Taking these facts into account, the evidence for the benefit of most types of screening is weak. And money you spend on screening is money you can’t spend on treatment. A 2017 study in the Netherlands found that screening programmes have reduced women’s annual risk of death from breast cancer by at most 5%. Improved treatments, on the other hand, have reduced it by 28%. This is a real trade-off that you can’t avoid; a pound spent somewhere in the NHS is a pound not spent somewhere else.
But there is huge public pressure to maintain screenings. “It’s so emotive,” an epidemiologist I know told me. “People think it’s their right, and that it’s safe.”
Politicians love screening programmes because they’re big, eye-catching things they can introduce, and ‘prevention is better than cure’ is the sort of folk wisdom we can all get behind; in October the Department of Health announced plans to catch 75% of cancers at or before stage 2 by 2028. The public hear high-profile examples of cancers detected, such as Stephen Fry’s. But you don’t hear anecdotes about the melanoma treatments not funded because we spend money on screening programmes.
There’s an analogy here, I think, with grammar schools. The evidence for their benefit is weak; although the people who go to them usually do well, they have a negative impact on the schools around them. Taking all the brightest, most motivated pupils away makes the remaining ones harder to teach, and the schools fill up with middle-class children anyway, so they don’t improve social mobility. But the people who go to them are extremely aware of the benefits, and unaware of the costs. So you get a vocal pressure group in their favour.
Something similar is going on here. If a PSA test detected an early-stage cancer in your uncle, you’ll have strong opinions about whether the PSA test is a good thing. Same if your breast cancer was detected in a mammogram. But all the people who die because there wasn’t enough money to fund a new CyberKnife radiotherapy centre, or to make a new immunotherapy drug available, aren’t as obvious to you. And once a screening programme is introduced, it is politically almost impossible to end: the benefits of ending it are widely spread and hard to see, but Aunt Jane dying of a breast cancer that screening might have caught is very obvious.
Some screening definitely has benefits; bowel cancer tests, in particular, are cheap, safe, and can be done at home. And you can reduce your false-positive ratio, and therefore your waste, by targeting screening on at-risk groups – older people, or those with family history or relevant exposure – rather than the population as a whole. For instance, even if you screen young women for cervical cancer every year, it doesn’t protect them as much as screening middle-aged women just once every three years. Clever targeting improves your cost-benefit ratio enormously.

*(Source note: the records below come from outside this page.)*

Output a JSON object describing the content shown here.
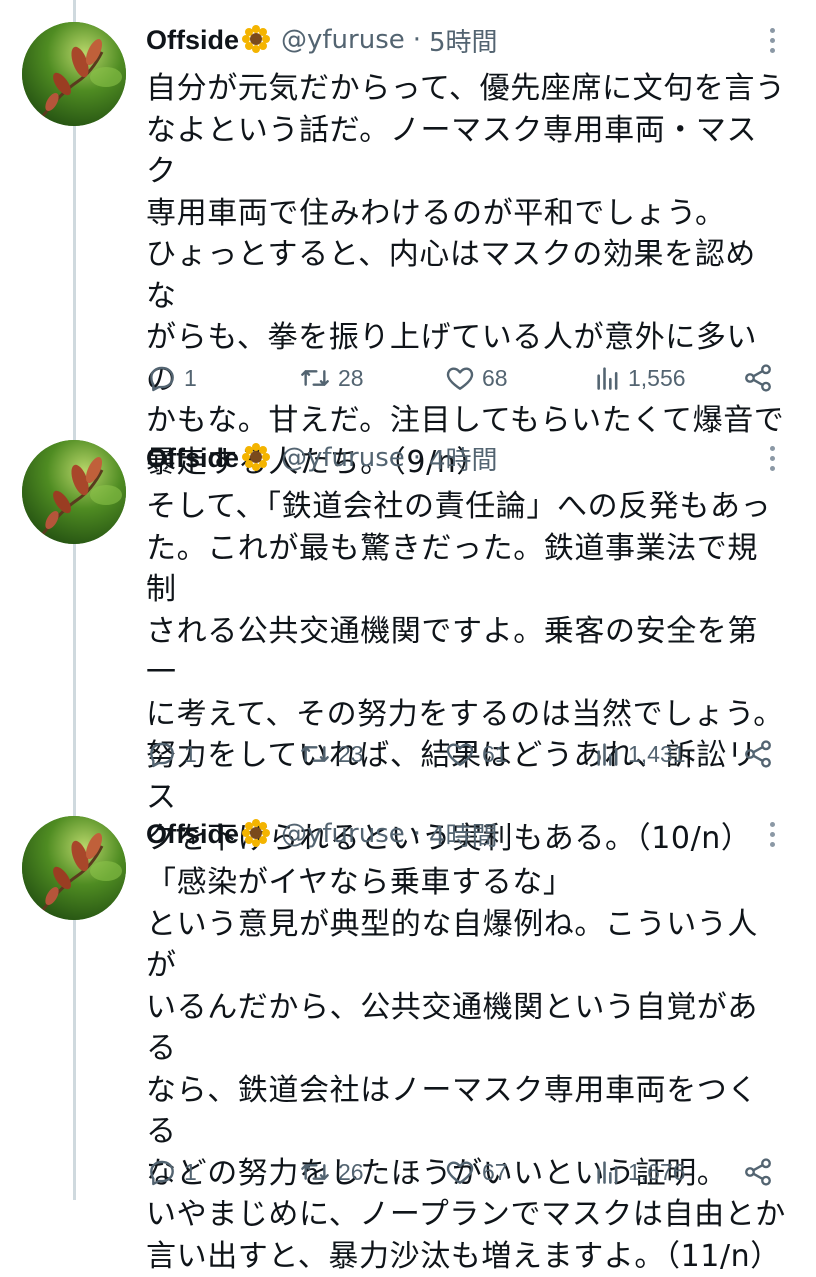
{
  "tweets": [
    {
      "name": "Offside",
      "handle": "@yfuruse",
      "time": "5時間",
      "text": "自分が元気だからって、優先座席に文句を言う\nなよという話だ。ノーマスク専用車両・マスク\n専用車両で住みわけるのが平和でしょう。\nひょっとすると、内心はマスクの効果を認めな\nがらも、拳を振り上げている人が意外に多いの\nかもな。甘えだ。注目してもらいたくて爆音で\n暴走する人たち。（9/n）",
      "replies": "1",
      "retweets": "28",
      "likes": "68",
      "views": "1,556"
    },
    {
      "name": "Offside",
      "handle": "@yfuruse",
      "time": "4時間",
      "text": "そして、「鉄道会社の責任論」への反発もあっ\nた。これが最も驚きだった。鉄道事業法で規制\nされる公共交通機関ですよ。乗客の安全を第一\nに考えて、その努力をするのは当然でしょう。\n努力をしていれば、結果はどうあれ、訴訟リス\nクを下げられるという実利もある。（10/n）",
      "replies": "1",
      "retweets": "23",
      "likes": "61",
      "views": "1,431"
    },
    {
      "name": "Offside",
      "handle": "@yfuruse",
      "time": "4時間",
      "text": "「感染がイヤなら乗車するな」\nという意見が典型的な自爆例ね。こういう人が\nいるんだから、公共交通機関という自覚がある\nなら、鉄道会社はノーマスク専用車両をつくる\nなどの努力をしたほうがいいという証明。\nいやまじめに、ノープランでマスクは自由とか\n言い出すと、暴力沙汰も増えますよ。（11/n）",
      "replies": "1",
      "retweets": "26",
      "likes": "67",
      "views": "1,676"
    }
  ],
  "icons": {
    "flower": "sunflower-emoji",
    "reply": "reply-icon",
    "retweet": "retweet-icon",
    "like": "heart-icon",
    "views": "views-chart-icon",
    "share": "share-icon",
    "more": "more-dots-icon"
  },
  "colors": {
    "text": "#0f1419",
    "secondary": "#536471",
    "thread_line": "#cfd9de"
  }
}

But the introduction of a new way to screen for cancer should not be something we automatically get excited about. There have been extraordinary advances in cancer treatment in recent years; near-miraculous shifts in clinicians’ ability to treat previously deadly diseases such as melanoma. If a new screening programme is introduced – even if it works perfectly – it will mean we have less money to spend on those treatments. That might sometimes be worth it, but the experience so far suggests that we should be wary; and once a screening programme is in place, it will probably never go away.